            One person CAN make a difference. You may not revolutionize the media world with an article about Attack on Titan’s characterization… but do not sell yourself short, ever. I don’t argue because I hate people and I didn’t post what I posted because I wanted to start an argument. Sometime it’s easy to forget that the person who wrote the article is on the other side of your comment and I was just putting out a simple thought.

            One last thing to say. God bless you for being a teacher who loves her students. Especially at such a young and important age. I may not agree with all of your views but I do agree that perceptions are a mess on all sides.

          • Artemis

            Thank you for your kind words on my profession. It’s rewarding and I love it, but it’s tough job and it’s always nice to be appreciated.

            Now that things have calmed down, I do want to point out why I was so irked (see what I did there?). You said you just wanted to state an opinion, but what you called your opinion was an imperative statement telling me not to write things like this. I welcome discussion and have no problem with people disagreeing with me – a lot of my friends like Attack on Titan and Mikasa. What you posted, however, was unproductive and contributed nothing. You may not have intended to silence me, but when you tell someone to “stop overanalyzing things” (which in my liberal arts loving feminist social justice activist opinion is impossible), that’s the effect. You were in effect telling me to stop saying things because you don’t like them. I hope that you’ll think about this next time you want to comment on something.

          • Irk

            I certainly will think before I comment next time. If this has taught me nothing else, it taught me that. I’ve always criticized people for leaving comments without thinking and I regret doing so myself. Have a pleasant day.

        • Artemis

          Seriously, if you don’t want to read critical analysis, why in the world would you have clicked this?

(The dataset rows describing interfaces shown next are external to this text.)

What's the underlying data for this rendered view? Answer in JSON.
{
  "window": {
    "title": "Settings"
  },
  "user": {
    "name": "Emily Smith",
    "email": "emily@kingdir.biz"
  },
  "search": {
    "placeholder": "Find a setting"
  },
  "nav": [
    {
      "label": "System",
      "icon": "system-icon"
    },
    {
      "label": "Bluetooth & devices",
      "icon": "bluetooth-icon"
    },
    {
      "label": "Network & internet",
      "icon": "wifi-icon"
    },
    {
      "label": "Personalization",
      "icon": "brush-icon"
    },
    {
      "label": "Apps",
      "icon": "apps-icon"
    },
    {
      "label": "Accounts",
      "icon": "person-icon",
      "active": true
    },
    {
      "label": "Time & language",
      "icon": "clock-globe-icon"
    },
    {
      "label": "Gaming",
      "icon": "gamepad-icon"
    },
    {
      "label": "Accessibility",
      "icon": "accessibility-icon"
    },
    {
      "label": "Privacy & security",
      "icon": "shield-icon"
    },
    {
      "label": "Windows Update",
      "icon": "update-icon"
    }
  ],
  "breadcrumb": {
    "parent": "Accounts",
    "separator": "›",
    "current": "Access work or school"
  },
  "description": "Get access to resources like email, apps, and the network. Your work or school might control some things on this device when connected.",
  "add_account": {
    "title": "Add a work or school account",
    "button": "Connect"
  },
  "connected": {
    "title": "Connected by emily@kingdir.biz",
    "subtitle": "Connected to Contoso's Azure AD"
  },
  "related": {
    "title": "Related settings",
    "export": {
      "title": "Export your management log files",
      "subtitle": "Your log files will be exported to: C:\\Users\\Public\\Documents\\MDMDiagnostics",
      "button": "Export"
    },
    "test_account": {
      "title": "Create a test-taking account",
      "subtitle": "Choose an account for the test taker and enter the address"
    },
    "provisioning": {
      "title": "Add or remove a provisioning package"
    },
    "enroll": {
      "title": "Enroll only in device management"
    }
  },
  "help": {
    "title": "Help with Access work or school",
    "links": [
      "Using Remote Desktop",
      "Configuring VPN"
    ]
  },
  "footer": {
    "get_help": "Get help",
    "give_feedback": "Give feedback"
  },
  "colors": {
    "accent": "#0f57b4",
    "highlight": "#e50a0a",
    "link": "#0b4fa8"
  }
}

I use both the word “feminism” and “feminist” in the title. What were you expecting?

          • Irk

            On a side note, to address the question of “why read this if you saw feminist and feminism in the title?” I suppose I was hoping to find something slightly different than I read. Not sure how to put it to words without portraying it wrong.

    • Artemis